BUCKHANNON – St. Joseph’s Hospital is the second Critical Access Hospital in the Mountain State to obtain the da Vinci surgical system.
Skip Gjolberg, president and CEO of St. Joseph’s Hospital, said the new surgical robot will allow the hospital’s doctors to perform surgeries in which patients will experience less pain, reduced risk of infection, less blood loss, smaller incisions, a quicker recovery time and a faster return to daily tasks.
“Offering and performing robotic surgery is something I have wanted to do for a long time, and the barrier was the cost of the robot – it’s expensive,” Gjolberg said. “At one time, it was about $1.2 million — now it may be up to $1.5 million – but the WVU Medicine System was able to have a contractual arrangement with Intuitive Surgical Operations, which allowed us to acquire one through a per-use agreement instead purchasing the whole thing.”
St. Joseph’s Hospital did purchase a robotic table designed to work in tandem with the surgical robot and a special type of sterilizer for the components that cannot go through the traditional sterilization process.
“We had to really squeeze our capital budget for last year to be able to get it all, and we had to kick the can down the road on a few things we will get this year,” Gjolberg said.
Before finalizing the agreement, Gjolberg contacted several other rural hospitals that possessed similar surgical robots.
“They said patients love it; they get better faster,” he said. “They had a lot of farmers who needed hernia repairs, and they can’t really miss that much work, but these robots allow them to get back to work very quickly versus a traditional approach.
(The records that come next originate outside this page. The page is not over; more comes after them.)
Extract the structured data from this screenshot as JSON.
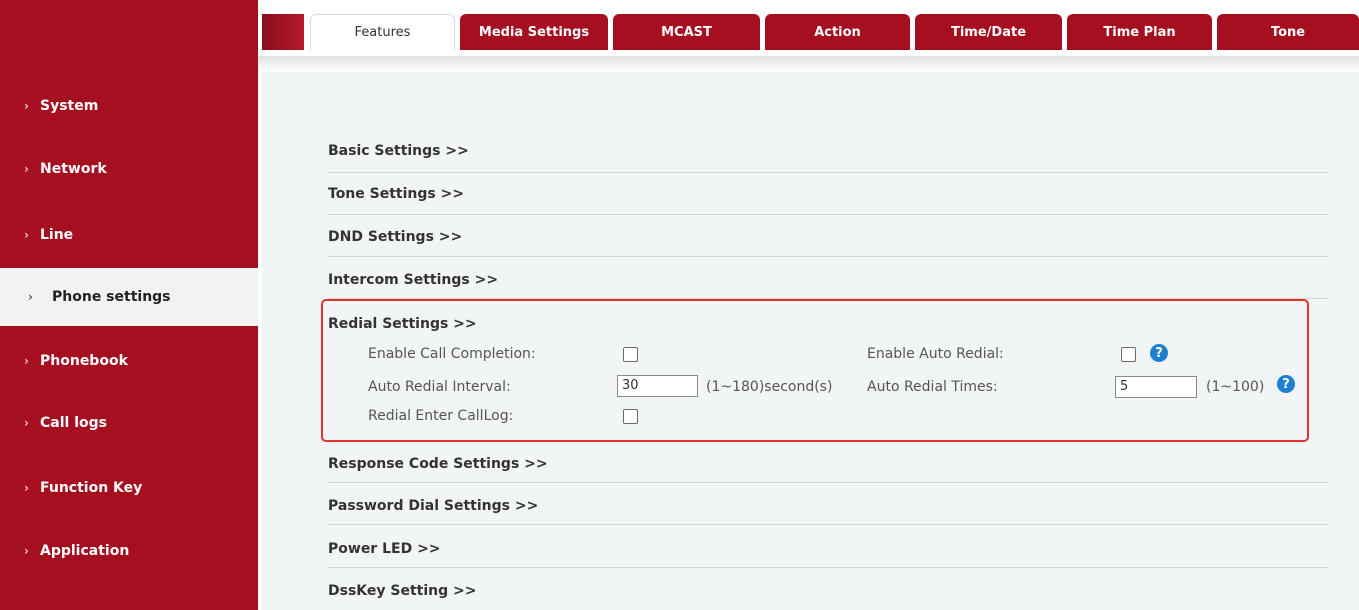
{
  "tabs": [
    "Features",
    "Media Settings",
    "MCAST",
    "Action",
    "Time/Date",
    "Time Plan",
    "Tone"
  ],
  "sidebar": {
    "items": [
      {
        "label": "System"
      },
      {
        "label": "Network"
      },
      {
        "label": "Line"
      },
      {
        "label": "Phone settings"
      },
      {
        "label": "Phonebook"
      },
      {
        "label": "Call logs"
      },
      {
        "label": "Function Key"
      },
      {
        "label": "Application"
      }
    ]
  },
  "sections": {
    "basic": "Basic Settings >>",
    "tone": "Tone Settings >>",
    "dnd": "DND Settings >>",
    "intercom": "Intercom Settings >>",
    "redial": "Redial Settings >>",
    "response": "Response Code Settings >>",
    "password": "Password Dial Settings >>",
    "power": "Power LED >>",
    "dsskey": "DssKey Setting >>"
  },
  "redial": {
    "enable_call_completion_label": "Enable Call Completion:",
    "enable_auto_redial_label": "Enable Auto Redial:",
    "auto_redial_interval_label": "Auto Redial Interval:",
    "auto_redial_interval_value": "30",
    "interval_range": "(1~180)second(s)",
    "auto_redial_times_label": "Auto Redial Times:",
    "auto_redial_times_value": "5",
    "times_range": "(1~100)",
    "redial_enter_calllog_label": "Redial Enter CallLog:"
  },
  "colors": {
    "brand_red": "#a50f20",
    "highlight": "#e8312a",
    "help_blue": "#1f7fd0"
  }
}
It’s less invasive, less blood loss, lower infection rates, much smaller incisional holes to get it done; it’s really cool we can do this here.”
The new system will also help recruit doctors who are already trained to use the robot.
“It is a recruiting tool for doctors because surgeons, obstetricians, gynecologists and urologists are all trained in using this in residency, so for me to try to recruit one of those types of physicians without having this tool makes it really hard,” Gjolberg said. “They learned to perform surgeries with these robots in residency, and they can probably learn traditionally, but if you are trained on a robot, you want a robot.”
General surgeon Dr. Ross Knowles, D.O., said he was trained on a similar robot in his residency.
“I trained on the robot in Massachusetts and kept hoping we would get one, and it’s finally here,” Knowles said. “This is really going to help what we can offer our patients and bring us up to the standard of care major hospitals are offering to our community, so this is a very exciting time.”
Knowles explained the robot is used for laparoscopic surgery, and the surgeon is in control of the robot the entire time.
“The laparoscopic instruments open, close, and you can spin it around, but the robot actually gives you a wrist, so you can move that entire instrument around inside, so it allows you to suture in places that you are very difficult to suture, and it also has a really high definition camera that’s almost like a 3D vision, which is really beneficial,” Knowles said.
“Also, the ergonomics with the surgeon [is a benefit],” he added. “There’s numerous surgeons who have had to have neck fusions because of the way we articulate our bodies, and you’re standing on one leg or whatever to get the job done, but when you use this, you’re sitting in a console, and you can adjust ergonomics, so the surgeon’s safety is part of it, too.”
General surgeon Susan Long, M.D., said she had performed colon surgery with a laparoscope for 26 years, and this robot will help make the process better for the surgeon and the patient.
“It takes what we already do well and makes it even better for us and for the patient because we can get into spaces that are difficult to get into with a rigid, solid instrument,” Long said. “When you can get up really close with a wrist like this, you can get into the pelvis, you can get behind the colon, you can look up and over things, and this just gives you more capability, so it takes what we already do, which is really advanced laparoscopic stuff, and makes it even better.”
Long and Knowles are the doctors currently trained on the new robot, but the hospital is looking to add more training and qualified doctors.
“We have a new obstetrician coming in August, who’s a local woman, and she’s robotically trained,” Gjolberg said. “When we were talking to her last year about coming here, I said, ‘Well, I’m going to have a robot, so that puts you up a notch or two,’ and eventually, we would like to try to get a urologist back.”
Dr. Peter Power, in obstetrics, is in the process of undergoing training to use the robot, and Dr. Kimberly Ferry, also in obstetrics, hopes to start training soon. The St. Joseph’s Hospital Foundation is also raising money to help cover costs associated with the robot.
“The foundation is raising money for the sterilization equipment because that equipment is really expensive,” Gjolberg said. “We are allocated ‘X’ number of dollars per year for the capital budget and that’s for new equipment, repairing the roof, upgrading your HVAC – those types of projects.”
St. Joseph’s Foundation 24th Annual Golf Tournament will help raise funds, and more information about donating may be found here.